Festoon: A carved ornament in the form of a band, loop, or wreath, suspended from two points; also called a “garland” or “swag”.
Finial: The crowning ornament of a pointed element, such as a spire.
Foliate: Decorative leafage, often applied to capitals or moldings.
French door or French window: A tall casement window that reaches to the floor, usually arranged in two leaves as a double door.
Frieze: 1. The middle horizontal member of a classical entablature, above the architrave and below the cornice. 2. A similar decorative band in a stringcourse, or near the top of an interior wall below the cornice.
Gable: The upper portion of an end wall formed by the slope of a roof.
Gothic Sash : A window sash pattern composed of mullions that cross to form pointed arches.
Grille: A decorative, openwork grating, usually of iron, used to protect a window, door, or other opening.
Improvement: Any building, structure, place, work of art, or other object constituting a physical betterment of real property, or any part of such betterment.
Ionic: One of the five classical orders, characterized by capitals with spiral elements called “volutes,” a fasciated entablature, continuous frieze, dentils in its cornice, and by its elegant detailing.
Jigsaw Carving: Wooden ornament cut with a thin narrow saw blade.
Keystone: The central wedge-shaped member of a masonry arch; also used as a decorative element on arches in wood structures.
Leaded window: A window composed of small panes, usually diamond-shaped or rectangular, held in place by narrow strips of cast lead.
Lintel: A horizontal structural element over an opening which carries the weight of the wall above it.
Lunette: A crescent-shaped or semicircular area or opening on a wall surface.
Modillion: A projecting scroll-shaped bracket or simple horizontal block arranged in series under the soffit of a cornice.
Molding: A piece of trim that introduces varieties of outline or curved contours in edges or surfaces as on window jambs and heads. Moldings are generally divided into three categories: rectilinear, curved and composite-curved.
Mullion: A vertical primary framing member that separates paired or multiple windows within a single opening.
Newel: The main post at the foot of a stairway or stoop.
Oriel: A projecting bay window carried on corbels or brackets.
Pediment: 1. The triangular space forming the gable end of a roof above the horizontal cornice. 2. An ornamental gable, usually triangular, above a door or window.

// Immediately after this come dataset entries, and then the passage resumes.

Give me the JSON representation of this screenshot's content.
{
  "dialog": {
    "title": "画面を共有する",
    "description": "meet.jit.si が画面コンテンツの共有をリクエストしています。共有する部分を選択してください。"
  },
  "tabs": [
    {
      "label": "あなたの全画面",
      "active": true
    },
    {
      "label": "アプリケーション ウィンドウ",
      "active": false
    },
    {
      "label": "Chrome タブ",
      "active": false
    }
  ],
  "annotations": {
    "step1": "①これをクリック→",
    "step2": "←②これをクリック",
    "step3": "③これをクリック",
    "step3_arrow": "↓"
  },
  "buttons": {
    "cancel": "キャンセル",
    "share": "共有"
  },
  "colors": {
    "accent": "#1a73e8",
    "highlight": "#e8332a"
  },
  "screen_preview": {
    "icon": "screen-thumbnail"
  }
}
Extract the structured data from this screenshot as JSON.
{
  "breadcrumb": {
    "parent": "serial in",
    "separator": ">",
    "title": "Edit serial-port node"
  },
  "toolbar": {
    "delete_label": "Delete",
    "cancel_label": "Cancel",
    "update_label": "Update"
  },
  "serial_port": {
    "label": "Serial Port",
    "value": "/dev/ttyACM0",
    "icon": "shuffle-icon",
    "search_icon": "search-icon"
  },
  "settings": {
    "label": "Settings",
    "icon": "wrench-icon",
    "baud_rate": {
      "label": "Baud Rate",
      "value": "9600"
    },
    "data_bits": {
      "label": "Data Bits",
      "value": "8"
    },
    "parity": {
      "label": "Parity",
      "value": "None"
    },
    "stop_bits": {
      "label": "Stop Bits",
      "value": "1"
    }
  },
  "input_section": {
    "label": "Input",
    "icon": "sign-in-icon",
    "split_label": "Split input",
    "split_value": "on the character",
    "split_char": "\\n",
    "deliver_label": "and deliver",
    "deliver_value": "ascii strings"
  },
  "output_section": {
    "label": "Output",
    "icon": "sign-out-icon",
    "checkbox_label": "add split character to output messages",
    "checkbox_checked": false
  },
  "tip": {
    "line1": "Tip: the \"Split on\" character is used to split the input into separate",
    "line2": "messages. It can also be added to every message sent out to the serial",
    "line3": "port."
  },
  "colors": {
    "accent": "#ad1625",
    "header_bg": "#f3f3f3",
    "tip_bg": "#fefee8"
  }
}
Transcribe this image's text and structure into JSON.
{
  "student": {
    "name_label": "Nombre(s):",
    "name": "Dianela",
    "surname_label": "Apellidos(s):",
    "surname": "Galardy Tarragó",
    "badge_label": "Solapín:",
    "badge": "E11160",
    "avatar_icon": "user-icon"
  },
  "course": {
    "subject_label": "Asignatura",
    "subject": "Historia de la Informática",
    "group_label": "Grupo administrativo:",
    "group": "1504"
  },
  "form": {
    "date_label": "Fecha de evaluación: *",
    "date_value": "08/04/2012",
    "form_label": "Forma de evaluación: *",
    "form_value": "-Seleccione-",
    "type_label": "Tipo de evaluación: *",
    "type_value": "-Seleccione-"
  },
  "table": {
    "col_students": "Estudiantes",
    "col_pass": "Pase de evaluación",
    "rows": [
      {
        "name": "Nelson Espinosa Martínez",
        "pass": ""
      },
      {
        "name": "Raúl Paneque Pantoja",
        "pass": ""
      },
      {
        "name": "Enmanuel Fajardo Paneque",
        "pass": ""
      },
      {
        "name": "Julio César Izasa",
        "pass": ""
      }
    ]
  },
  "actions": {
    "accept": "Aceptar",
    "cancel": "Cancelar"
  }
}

Pier: 1. A column designed to support concentrated load. 2. A member, usually in the form of a thickened section, which forms an integral part of a wall; usually placed at intervals along the wall to provide lateral support or to take concentrated vertical loads. 3. A vertical supporting member or element (usually of brick, stone, or metal) placed at intervals along a wall, which typically separate each storefront opening from the adjacent storefront opening.
Pilaster: An engaged pier or pillar, often with capital and base.
Portico: A small porch composed of a roof supported by columns, often found in front of a doorway.
Quoin A structural form, usually of masonry, used at the corners of a building for the purpose of reinforcement, frequently imitated for decorative purposes.
Relief: Carved or molded ornament that projects from a flat surface.
Restoration: The process of returning, as nearly as possible, a building or any of its parts to its original form and condition.
Rosette: A round floral ornament, usually carved or painted.
Round arch: A semicircular arch.
Sidelight: A vertically framed area of fixed glass, often subdivided into panes, flanking a door.
Swag: A carved ornament in the form of a draped cloth or a festoon of fruit or flowers.
Terra cotta: Hard fired clay, either glazed or unglazed, molded into ornamental elements, wall cladding, and roof tiles.
Tracery: An ornamental configuration of curved mullions in a Gothic sash.
Trefoil: A three-lobed decorative form used in Gothic architecture
Volute: A carved spiral form in classical architecture; often used in pairs as in the capitals of Ionic columns.
Voussoir: A wedge-shaped component of an arch.
Wrought Iron: Iron that is worked by being forged or hammered.
Source: New York City Landmarks Preservation Commission website